Bottom Line: To assess the effects of cultivation, the following treatments were compared with the virgin desert: CK (no fertilizer), PK, NK, NP, NPK, NPKR, and NPKM (R: straw residue; M: manure fertilizer).The proportions of extremophilic and photosynthetic groups (e.g., Deinococcus-Thermus and Cyanobacteria) decreased, while the proportions of R-strategy (e.g., Gammaproteobacteria including Xanthomonadales), nitrifying (e.g., Nitrospirae), and anaerobic bacteria (e.g., Anaerolineae) increased throughout the oasis profile.Furthermore, difference in fertilization and crop growth altered the organic carbon contents in the soil, which resulted in differences of microbial communities within oasis.

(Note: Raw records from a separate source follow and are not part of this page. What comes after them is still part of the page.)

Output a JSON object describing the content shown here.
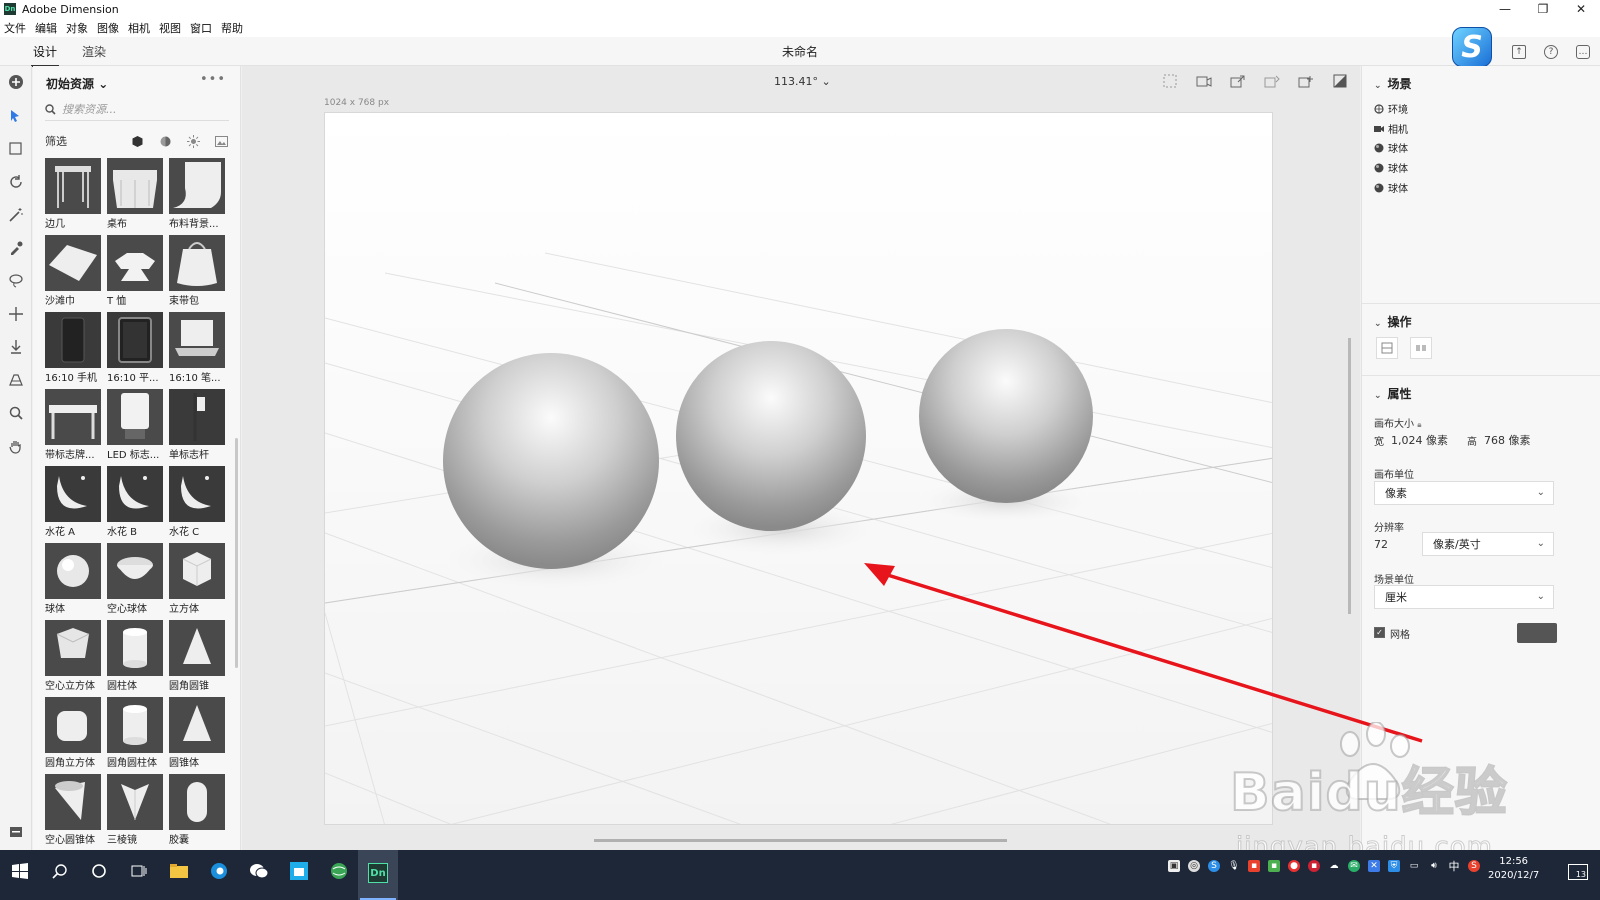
{
  "window": {
    "title": "Adobe Dimension",
    "app_icon": "Dn"
  },
  "menu": [
    "文件",
    "编辑",
    "对象",
    "图像",
    "相机",
    "视图",
    "窗口",
    "帮助"
  ],
  "mode_tabs": [
    {
      "label": "设计",
      "active": true
    },
    {
      "label": "渲染",
      "active": false
    }
  ],
  "document": {
    "title": "未命名"
  },
  "assets": {
    "title": "初始资源",
    "search_placeholder": "搜索资源...",
    "filter_label": "筛选",
    "items": [
      {
        "label": "边几",
        "kind": "table"
      },
      {
        "label": "桌布",
        "kind": "cloth"
      },
      {
        "label": "布料背景...",
        "kind": "backdrop"
      },
      {
        "label": "沙滩巾",
        "kind": "towel"
      },
      {
        "label": "T 恤",
        "kind": "tshirt"
      },
      {
        "label": "束带包",
        "kind": "bag"
      },
      {
        "label": "16:10 手机",
        "kind": "phone"
      },
      {
        "label": "16:10 平...",
        "kind": "tablet"
      },
      {
        "label": "16:10 笔...",
        "kind": "laptop"
      },
      {
        "label": "带标志牌...",
        "kind": "sign"
      },
      {
        "label": "LED 标志...",
        "kind": "led"
      },
      {
        "label": "单标志杆",
        "kind": "pole"
      },
      {
        "label": "水花 A",
        "kind": "splash"
      },
      {
        "label": "水花 B",
        "kind": "splash"
      },
      {
        "label": "水花 C",
        "kind": "splash"
      },
      {
        "label": "球体",
        "kind": "sphere"
      },
      {
        "label": "空心球体",
        "kind": "bowl"
      },
      {
        "label": "立方体",
        "kind": "cube"
      },
      {
        "label": "空心立方体",
        "kind": "hollow-cube"
      },
      {
        "label": "圆柱体",
        "kind": "cylinder"
      },
      {
        "label": "圆角圆锥",
        "kind": "cone"
      },
      {
        "label": "圆角立方体",
        "kind": "round-cube"
      },
      {
        "label": "圆角圆柱体",
        "kind": "cylinder"
      },
      {
        "label": "圆锥体",
        "kind": "cone"
      },
      {
        "label": "空心圆锥体",
        "kind": "hollow-cone"
      },
      {
        "label": "三棱镜",
        "kind": "prism"
      },
      {
        "label": "胶囊",
        "kind": "capsule"
      }
    ]
  },
  "viewport": {
    "zoom": "113.41°",
    "canvas_dims": "1024 x 768 px"
  },
  "scene": {
    "title": "场景",
    "items": [
      {
        "label": "环境",
        "icon": "environment-icon"
      },
      {
        "label": "相机",
        "icon": "camera-icon"
      },
      {
        "label": "球体",
        "icon": "sphere-icon"
      },
      {
        "label": "球体",
        "icon": "sphere-icon"
      },
      {
        "label": "球体",
        "icon": "sphere-icon"
      }
    ]
  },
  "actions": {
    "title": "操作"
  },
  "properties": {
    "title": "属性",
    "canvas_size_label": "画布大小",
    "width_label": "宽",
    "width_value": "1,024 像素",
    "height_label": "高",
    "height_value": "768 像素",
    "canvas_unit_label": "画布单位",
    "canvas_unit_value": "像素",
    "resolution_label": "分辨率",
    "resolution_value": "72",
    "resolution_unit": "像素/英寸",
    "scene_unit_label": "场景单位",
    "scene_unit_value": "厘米",
    "grid_label": "网格",
    "grid_checked": true,
    "grid_color": "#555555"
  },
  "taskbar": {
    "time": "12:56",
    "date": "2020/12/7",
    "ime": "中",
    "notifications": "13"
  },
  "watermark": {
    "main": "Baidu经验",
    "sub": "jingyan.baidu.com"
  },
  "colors": {
    "accent": "#7fb3ff",
    "annotation_arrow": "#e8141b",
    "taskbar": "#1d2738"
  }
}
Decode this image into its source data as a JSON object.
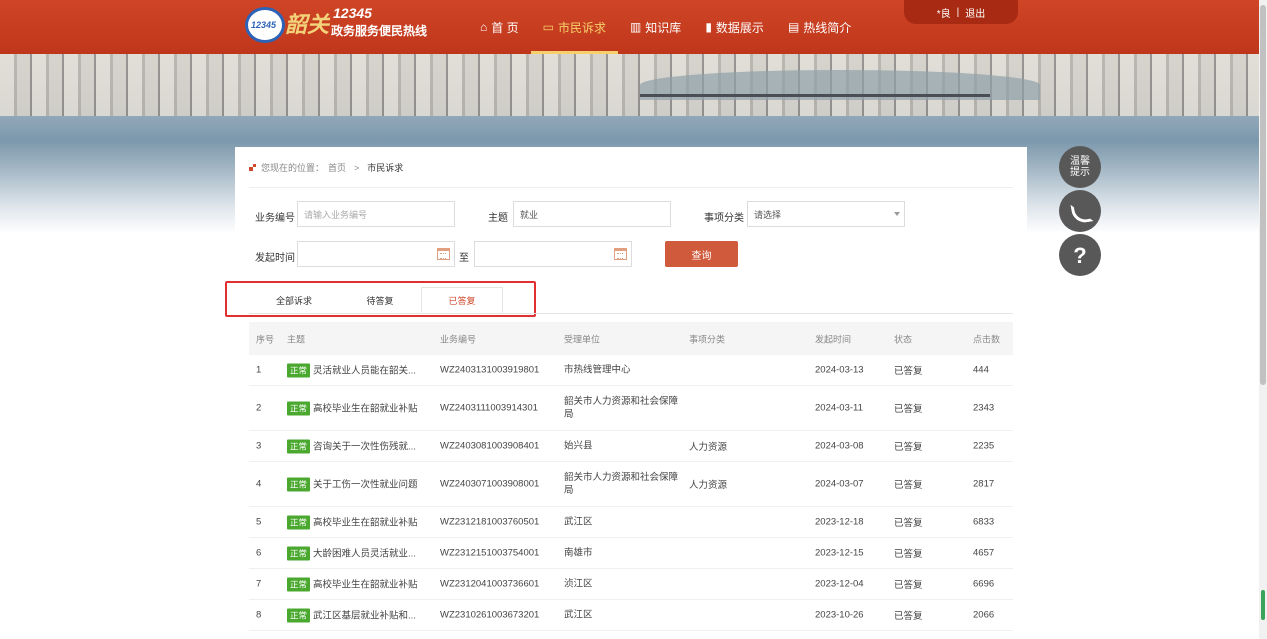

View Article: PubMed Central - PubMed

Affiliation: State Key Laboratory of Desert and Oasis Ecology, Xinjiang Institute of Ecology and Geography, Chinese Academy of Sciences, Urumqi, Xinjiang, China.

ABSTRACT
The conversion of virgin desert into oasis farmland creates two contrasting types of land-cover. During oasis formation with irrigation and fertilizer application, however, the changes in the soil microbial population, which play critical roles in the ecosystem, remain poorly understood. We applied high-throughput pyrosequencing to investigate bacterial and archaeal communities throughout the profile (0-3 m) in an experimental field, where irrigation and fertilization began in 1990 and cropped with winter wheat since then. To assess the effects of cultivation, the following treatments were compared with the virgin desert: CK (no fertilizer), PK, NK, NP, NPK, NPKR, and NPKM (R: straw residue; M: manure fertilizer). Irrigation had a greater impact on the overall microbial community than fertilizer application. The greatest impact occurred in topsoil (0-0.2 m), e.g., Cyanobacteria (25% total abundance) were most abundant in desert soil, while Actinobacteria (26%) were most abundant in oasis soil. The proportions of extremophilic and photosynthetic groups (e.g., Deinococcus-Thermus and Cyanobacteria) decreased, while the proportions of R-strategy (e.g., Gammaproteobacteria including Xanthomonadales), nitrifying (e.g., Nitrospirae), and anaerobic bacteria (e.g., Anaerolineae) increased throughout the oasis profile. Archaea occurred only in oasis soil. The impact of fertilizer application was mainly reflected in the non-dominant communities or finer taxonomic divisions. Oasis formation led to a dramatic shift in microbial community and enhanced soil enzyme activities. The rapidly increased soil moisture and decreased salt caused by irrigation were responsible for this shift. Furthermore, difference in fertilization and crop growth altered the organic carbon contents in the soil, which resulted in differences of microbial communities within oasis.

No MeSH data available.